Mali-born director Ladj Ly’s decision to borrow the title of Victor Hugo’s 1862 novel for his sweaty feature debut might seem odd, but there are indeed connections between that apparently archaic text and this scarily contemporary saga. Partially set in the Montfermeil district where Hugo set the book, this also features similar themes of vengeance and the persecution of the poor, and it concludes with a Hugo quote that could have been penned yesterday.
Drawn from Ly’s 2017 short film and a factual case from 2008 (which he witnessed and filmed), we open in 2018 after the French team won the FIFA World Cup, a moment of national solidarity, and then follow events shortly afterwards that demonstrate the exact opposite.
A new police officer, Stéphane Ruiz (Damien Bonnard), joins squad leader Chris (Alexis Manenti) and brigadier Gwada (Djebril Zonga) in Montfermeil, and is cruelly nicknamed ‘Greaser’. Chris plays power games with local teens, and while Gwada disapproves, he does nothing, although Stéphane grows increasingly uncomfortable. Elaborate circumstances then have a local kid, Issa (Issa Perica), commit a theft, which leads to aggressive circus owner Zorro(Raymond Lopez) threatening to attack an apartment block guarded by ‘The Mayor’ (Steve Tientcheu) in a sequence that’s stressful to watch with all of its improvised yelling.
When a small riot breaks out between the kids and the cops, someone naturally gets hurt, and this is filmed by young Buzz (Al-Hassan Ly), who previously just wanted to peep at girls, but suddenly finds himself targeted as we reach a series of dangerous flashpoints. And yes, it’s hard not to think that this plot thread seems to prophesise the murder of George Floyd in the US, and the resultant near burning-down of the country.
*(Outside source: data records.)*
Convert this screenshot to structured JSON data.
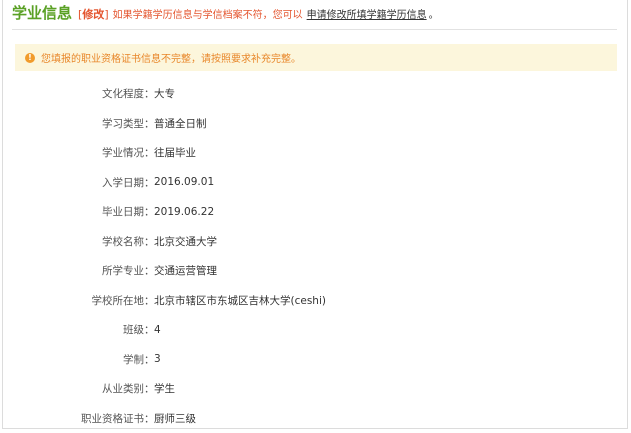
{
  "header": {
    "title": "学业信息",
    "bracket_open": "[",
    "edit_label": "修改",
    "bracket_close": "]",
    "notice": "如果学籍学历信息与学信档案不符，您可以",
    "apply_link": "申请修改所填学籍学历信息",
    "period": "。"
  },
  "warning": {
    "icon": "!",
    "text": "您填报的职业资格证书信息不完整，请按照要求补充完整。"
  },
  "colon": "：",
  "fields": [
    {
      "label": "文化程度",
      "value": "大专"
    },
    {
      "label": "学习类型",
      "value": "普通全日制"
    },
    {
      "label": "学业情况",
      "value": "往届毕业"
    },
    {
      "label": "入学日期",
      "value": "2016.09.01"
    },
    {
      "label": "毕业日期",
      "value": "2019.06.22"
    },
    {
      "label": "学校名称",
      "value": "北京交通大学"
    },
    {
      "label": "所学专业",
      "value": "交通运营管理"
    },
    {
      "label": "学校所在地",
      "value": "北京市辖区市东城区吉林大学(ceshi)"
    },
    {
      "label": "班级",
      "value": "4"
    },
    {
      "label": "学制",
      "value": "3"
    },
    {
      "label": "从业类别",
      "value": "学生"
    },
    {
      "label": "职业资格证书",
      "value": "厨师三级"
    }
  ]
}
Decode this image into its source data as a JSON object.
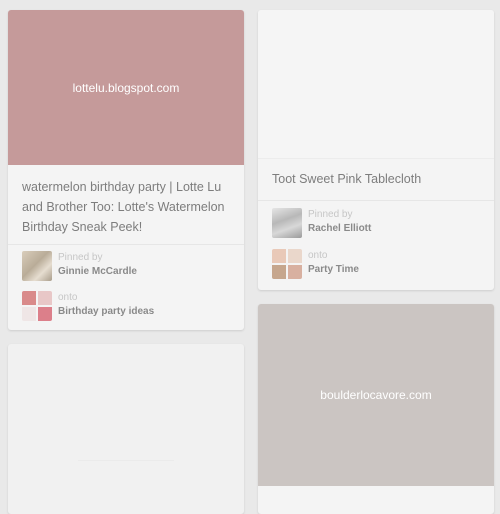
{
  "pins": [
    {
      "image_text": "lottelu.blogspot.com",
      "description": "watermelon birthday party | Lotte Lu and Brother Too: Lotte's Watermelon Birthday Sneak Peek!",
      "pinned_by_label": "Pinned by",
      "pinner": "Ginnie McCardle",
      "onto_label": "onto",
      "board": "Birthday party ideas",
      "image_color": "#c59a9a"
    },
    {
      "description": "Toot Sweet Pink Tablecloth",
      "pinned_by_label": "Pinned by",
      "pinner": "Rachel Elliott",
      "onto_label": "onto",
      "board": "Party Time"
    },
    {
      "image_text": "boulderlocavore.com",
      "image_color": "#cbc5c2"
    }
  ],
  "colors": {
    "background": "#e9e9e9",
    "card": "#f4f4f4",
    "text": "#7d7d7d",
    "muted": "#c6c6c6"
  }
}
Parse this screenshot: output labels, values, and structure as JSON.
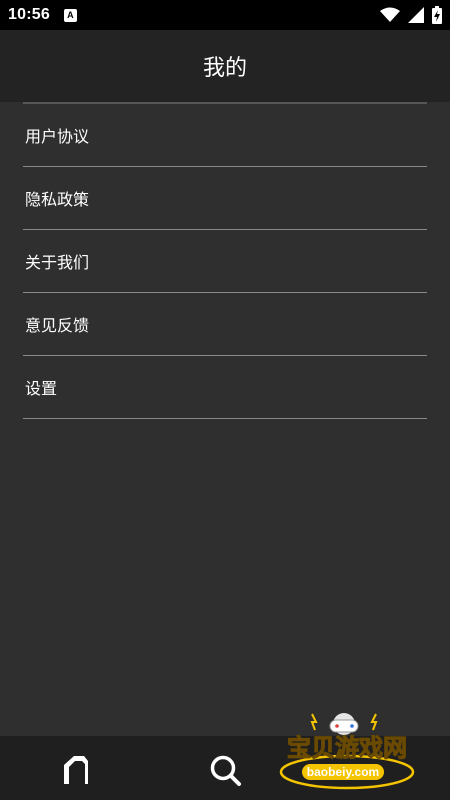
{
  "status_bar": {
    "time": "10:56",
    "notification_icon": "a-letter-icon",
    "icons": [
      "wifi-icon",
      "cell-signal-icon",
      "battery-charging-icon"
    ]
  },
  "header": {
    "title": "我的"
  },
  "menu": {
    "items": [
      {
        "label": "用户协议"
      },
      {
        "label": "隐私政策"
      },
      {
        "label": "关于我们"
      },
      {
        "label": "意见反馈"
      },
      {
        "label": "设置"
      }
    ]
  },
  "bottom_nav": {
    "items": [
      {
        "icon": "home-icon"
      },
      {
        "icon": "search-icon"
      }
    ]
  },
  "watermark": {
    "text": "宝贝游戏网",
    "url": "baobeiy.com"
  },
  "colors": {
    "background": "#2f2f2f",
    "header": "#232323",
    "status_bar": "#000000",
    "bottom_nav": "#1f1f1f",
    "watermark_gold": "#f5c400"
  }
}
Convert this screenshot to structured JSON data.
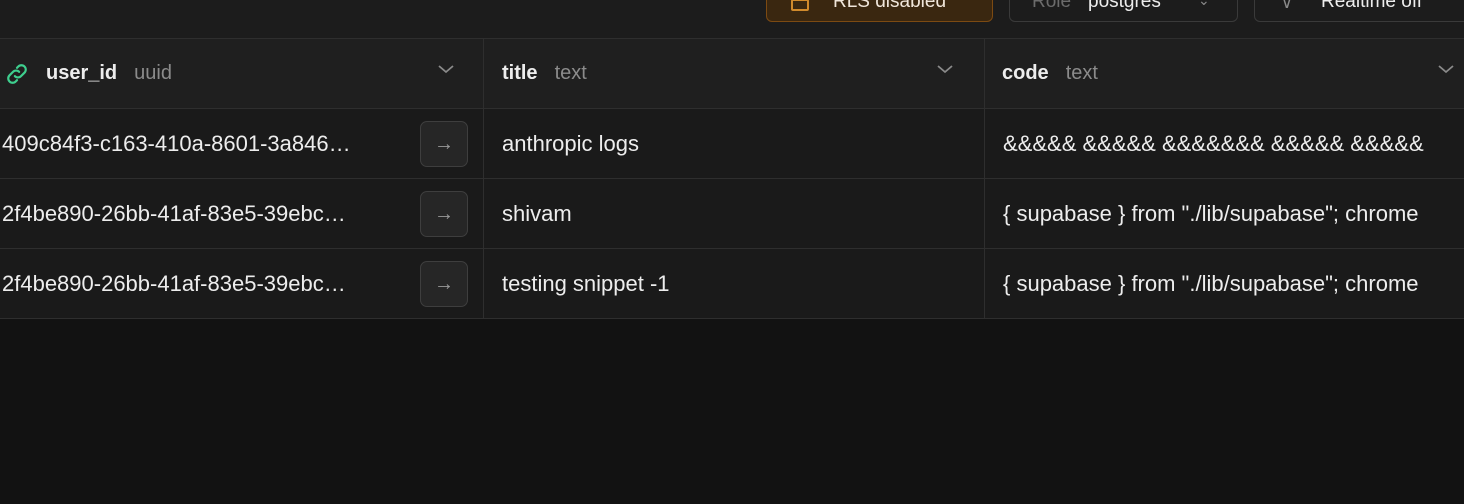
{
  "toolbar": {
    "rls_label": "RLS disabled",
    "role_key": "Role",
    "role_value": "postgres",
    "realtime_label": "Realtime off"
  },
  "columns": [
    {
      "name": "user_id",
      "type": "uuid"
    },
    {
      "name": "title",
      "type": "text"
    },
    {
      "name": "code",
      "type": "text"
    }
  ],
  "rows": [
    {
      "user_id": "409c84f3-c163-410a-8601-3a846…",
      "title": "anthropic logs",
      "code": "&&&&& &&&&& &&&&&&& &&&&& &&&&&"
    },
    {
      "user_id": "2f4be890-26bb-41af-83e5-39ebc…",
      "title": "shivam",
      "code": "{ supabase } from \"./lib/supabase\"; chrome"
    },
    {
      "user_id": "2f4be890-26bb-41af-83e5-39ebc…",
      "title": "testing snippet -1",
      "code": "{ supabase } from \"./lib/supabase\"; chrome"
    }
  ],
  "colors": {
    "background": "#121212",
    "accent_warning": "#d08a2c",
    "link_icon": "#3ecf8e"
  },
  "icons": {
    "link": "link-icon",
    "chevron": "chevron-down-icon",
    "arrow": "arrow-right-icon",
    "lock": "lock-icon"
  }
}
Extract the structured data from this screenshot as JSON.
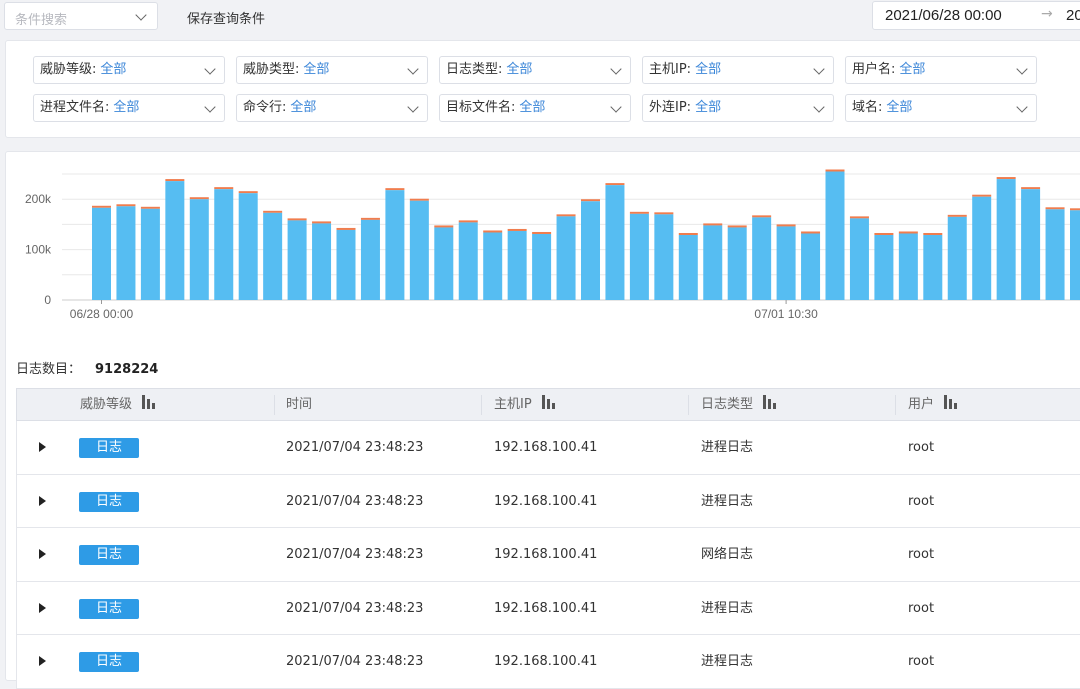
{
  "search": {
    "placeholder": "条件搜索"
  },
  "toolbar": {
    "save_query_label": "保存查询条件"
  },
  "date_range": {
    "start": "2021/06/28 00:00",
    "arrow": "→",
    "end_partial": "20"
  },
  "filters": [
    {
      "label": "威胁等级:",
      "value": "全部"
    },
    {
      "label": "威胁类型:",
      "value": "全部"
    },
    {
      "label": "日志类型:",
      "value": "全部"
    },
    {
      "label": "主机IP:",
      "value": "全部"
    },
    {
      "label": "用户名:",
      "value": "全部"
    },
    {
      "label": "进程文件名:",
      "value": "全部"
    },
    {
      "label": "命令行:",
      "value": "全部"
    },
    {
      "label": "目标文件名:",
      "value": "全部"
    },
    {
      "label": "外连IP:",
      "value": "全部"
    },
    {
      "label": "域名:",
      "value": "全部"
    }
  ],
  "colors": {
    "bar": "#56bdf2",
    "bar_top": "#f07d4e",
    "accent": "#3b86d8",
    "badge": "#2e9be6"
  },
  "chart_data": {
    "type": "bar",
    "yticks": [
      "0",
      "100k",
      "200k"
    ],
    "ylim": [
      0,
      260000
    ],
    "x_tick_labels": [
      "06/28 00:00",
      "07/01 10:30"
    ],
    "x_tick_indices": [
      0,
      28
    ],
    "grid": true,
    "series": [
      {
        "values": [
          183000,
          186000,
          181000,
          236000,
          200000,
          220000,
          212000,
          173000,
          158000,
          152000,
          139000,
          159000,
          218000,
          197000,
          144000,
          154000,
          134000,
          137000,
          131000,
          166000,
          196000,
          228000,
          171000,
          170000,
          129000,
          148000,
          144000,
          164000,
          146000,
          132000,
          255000,
          162000,
          129000,
          132000,
          129000,
          165000,
          205000,
          240000,
          220000,
          180000,
          178000
        ]
      },
      {
        "values": [
          4000,
          4000,
          4000,
          4000,
          4000,
          4000,
          4000,
          4000,
          4000,
          4000,
          4000,
          4000,
          4000,
          4000,
          4000,
          4000,
          4000,
          4000,
          4000,
          4000,
          4000,
          4000,
          4000,
          4000,
          4000,
          4000,
          4000,
          4000,
          4000,
          4000,
          4000,
          4000,
          4000,
          4000,
          4000,
          4000,
          4000,
          4000,
          4000,
          4000,
          4000
        ]
      }
    ]
  },
  "log_count": {
    "label": "日志数目：",
    "value": "9128224"
  },
  "table": {
    "columns": [
      "威胁等级",
      "时间",
      "主机IP",
      "日志类型",
      "用户"
    ],
    "rows": [
      {
        "level": "日志",
        "time": "2021/07/04  23:48:23",
        "ip": "192.168.100.41",
        "type": "进程日志",
        "user": "root"
      },
      {
        "level": "日志",
        "time": "2021/07/04  23:48:23",
        "ip": "192.168.100.41",
        "type": "进程日志",
        "user": "root"
      },
      {
        "level": "日志",
        "time": "2021/07/04  23:48:23",
        "ip": "192.168.100.41",
        "type": "网络日志",
        "user": "root"
      },
      {
        "level": "日志",
        "time": "2021/07/04  23:48:23",
        "ip": "192.168.100.41",
        "type": "进程日志",
        "user": "root"
      },
      {
        "level": "日志",
        "time": "2021/07/04  23:48:23",
        "ip": "192.168.100.41",
        "type": "进程日志",
        "user": "root"
      }
    ]
  }
}
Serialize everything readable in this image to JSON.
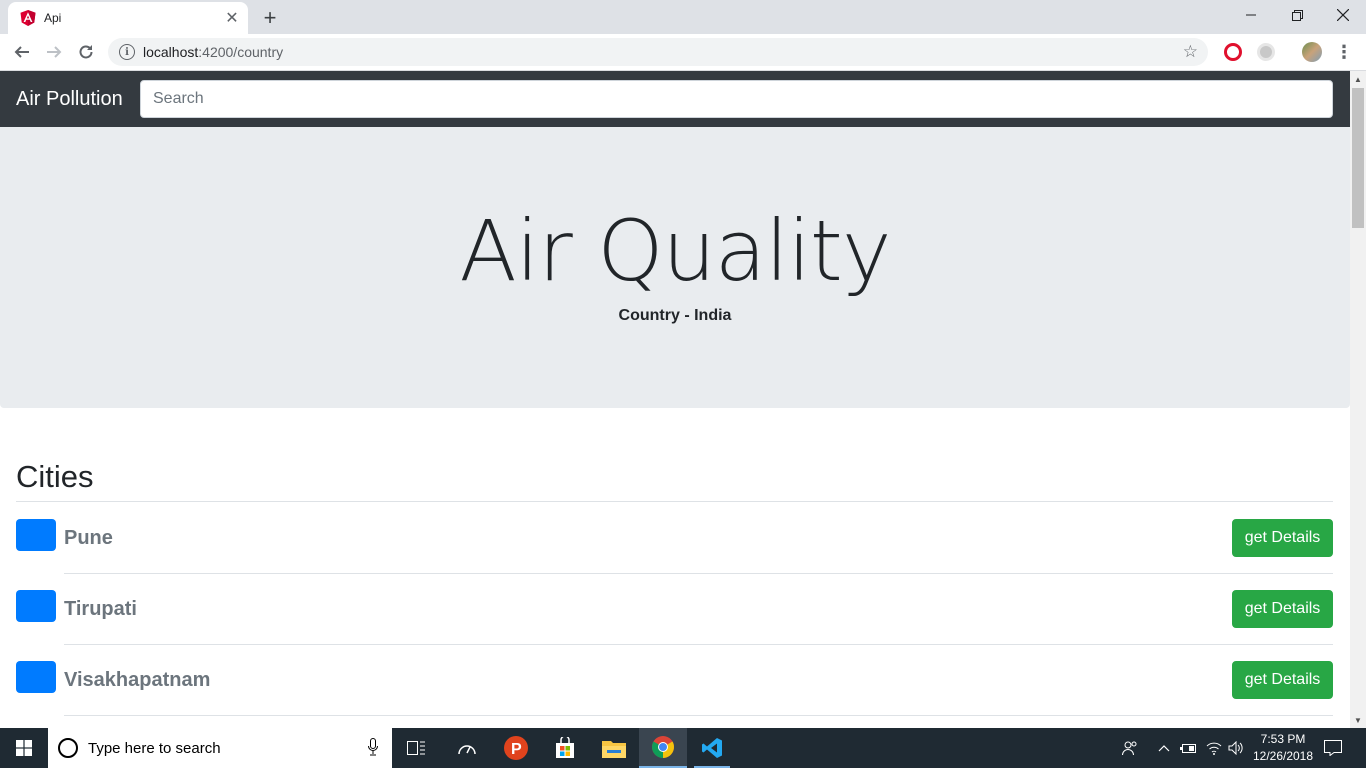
{
  "browser": {
    "tab_title": "Api",
    "url_host": "localhost",
    "url_path": ":4200/country"
  },
  "app": {
    "brand": "Air Pollution",
    "search_placeholder": "Search"
  },
  "jumbotron": {
    "title": "Air Quality",
    "subtitle": "Country - India"
  },
  "cities_section": {
    "title": "Cities",
    "button_label": "get Details",
    "items": [
      {
        "name": "Pune"
      },
      {
        "name": "Tirupati"
      },
      {
        "name": "Visakhapatnam"
      }
    ]
  },
  "taskbar": {
    "search_placeholder": "Type here to search",
    "time": "7:53 PM",
    "date": "12/26/2018"
  },
  "colors": {
    "navbar": "#343a40",
    "jumbotron": "#e9ecef",
    "city_thumb": "#007bff",
    "button": "#28a745"
  },
  "icons": {
    "tab_favicon": "angular-icon",
    "window_controls": [
      "minimize-icon",
      "restore-icon",
      "close-icon"
    ],
    "nav": [
      "back-arrow-icon",
      "forward-arrow-icon",
      "reload-icon"
    ],
    "omnibox": [
      "info-icon",
      "star-icon"
    ],
    "extensions": [
      "opera-icon",
      "extension-icon",
      "profile-avatar"
    ],
    "taskbar": [
      "windows-start-icon",
      "task-view-icon",
      "speedometer-icon",
      "psiphon-icon",
      "store-icon",
      "file-explorer-icon",
      "chrome-icon",
      "vscode-icon"
    ],
    "tray": [
      "people-icon",
      "chevron-up-icon",
      "battery-icon",
      "wifi-icon",
      "volume-icon",
      "notification-icon"
    ]
  }
}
A wild, unruly and disturbing experience, cast mostly with untested unknowns, this is nevertheless an important film, and surely Victor Hugo would have greatly approved. And don’t worry: no one sings.